[Data extract Boundary: Start]

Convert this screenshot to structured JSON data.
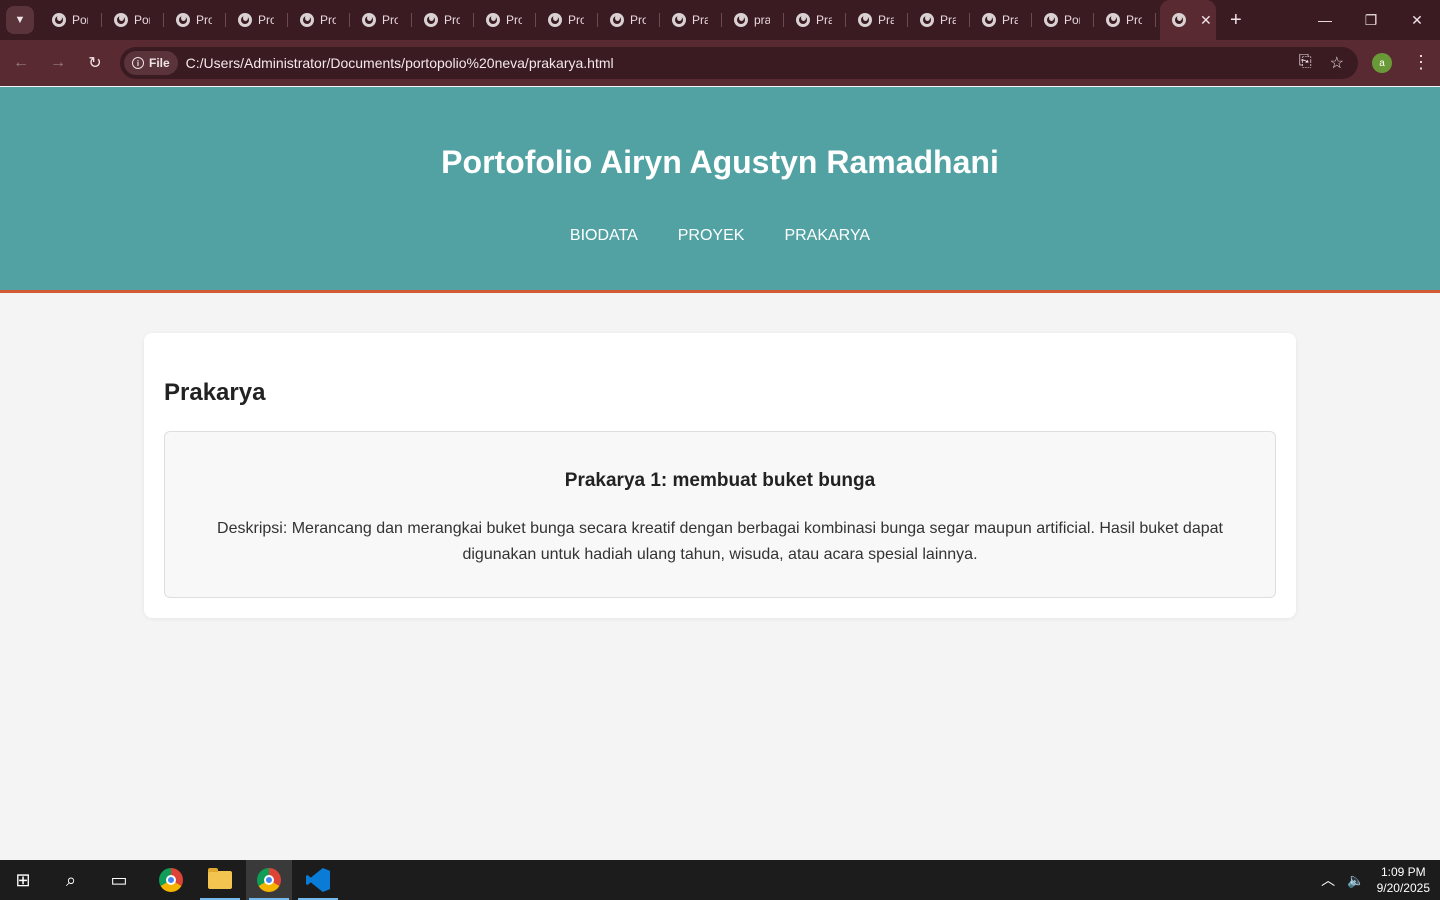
{
  "browser": {
    "tabs": [
      {
        "label": "Por"
      },
      {
        "label": "Por"
      },
      {
        "label": "Pro"
      },
      {
        "label": "Pro"
      },
      {
        "label": "Pro"
      },
      {
        "label": "Pro"
      },
      {
        "label": "Pro"
      },
      {
        "label": "Pro"
      },
      {
        "label": "Pro"
      },
      {
        "label": "Pro"
      },
      {
        "label": "Pra"
      },
      {
        "label": "pra"
      },
      {
        "label": "Pra"
      },
      {
        "label": "Pra"
      },
      {
        "label": "Pra"
      },
      {
        "label": "Pra"
      },
      {
        "label": "Por"
      },
      {
        "label": "Pro"
      }
    ],
    "site_info_label": "File",
    "url": "C:/Users/Administrator/Documents/portopolio%20neva/prakarya.html",
    "profile_initial": "a"
  },
  "site": {
    "title": "Portofolio Airyn Agustyn Ramadhani",
    "nav": [
      "BIODATA",
      "PROYEK",
      "PRAKARYA"
    ],
    "section_title": "Prakarya",
    "item": {
      "title": "Prakarya 1: membuat buket bunga",
      "description": "Deskripsi: Merancang dan merangkai buket bunga secara kreatif dengan berbagai kombinasi bunga segar maupun artificial. Hasil buket dapat digunakan untuk hadiah ulang tahun, wisuda, atau acara spesial lainnya."
    }
  },
  "taskbar": {
    "time": "1:09 PM",
    "date": "9/20/2025"
  },
  "colors": {
    "header": "#52a2a3",
    "header_border": "#d35b34",
    "chrome_frame": "#3a1b22",
    "chrome_toolbar": "#5a2a33"
  }
}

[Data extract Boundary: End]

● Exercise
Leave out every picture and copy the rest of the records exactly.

● Exercise solution
Convert this screenshot to structured JSON data.
{
  "browser": {
    "tabs": [
      {
        "label": "Por"
      },
      {
        "label": "Por"
      },
      {
        "label": "Pro"
      },
      {
        "label": "Pro"
      },
      {
        "label": "Pro"
      },
      {
        "label": "Pro"
      },
      {
        "label": "Pro"
      },
      {
        "label": "Pro"
      },
      {
        "label": "Pro"
      },
      {
        "label": "Pro"
      },
      {
        "label": "Pra"
      },
      {
        "label": "pra"
      },
      {
        "label": "Pra"
      },
      {
        "label": "Pra"
      },
      {
        "label": "Pra"
      },
      {
        "label": "Pra"
      },
      {
        "label": "Por"
      },
      {
        "label": "Pro"
      }
    ],
    "site_info_label": "File",
    "url": "C:/Users/Administrator/Documents/portopolio%20neva/prakarya.html",
    "profile_initial": "a"
  },
  "site": {
    "title": "Portofolio Airyn Agustyn Ramadhani",
    "nav": [
      "BIODATA",
      "PROYEK",
      "PRAKARYA"
    ],
    "section_title": "Prakarya",
    "item": {
      "title": "Prakarya 1: membuat buket bunga",
      "description": "Deskripsi: Merancang dan merangkai buket bunga secara kreatif dengan berbagai kombinasi bunga segar maupun artificial. Hasil buket dapat digunakan untuk hadiah ulang tahun, wisuda, atau acara spesial lainnya."
    }
  },
  "taskbar": {
    "time": "1:09 PM",
    "date": "9/20/2025"
  },
  "colors": {
    "header": "#52a2a3",
    "header_border": "#d35b34",
    "chrome_frame": "#3a1b22",
    "chrome_toolbar": "#5a2a33"
  }
}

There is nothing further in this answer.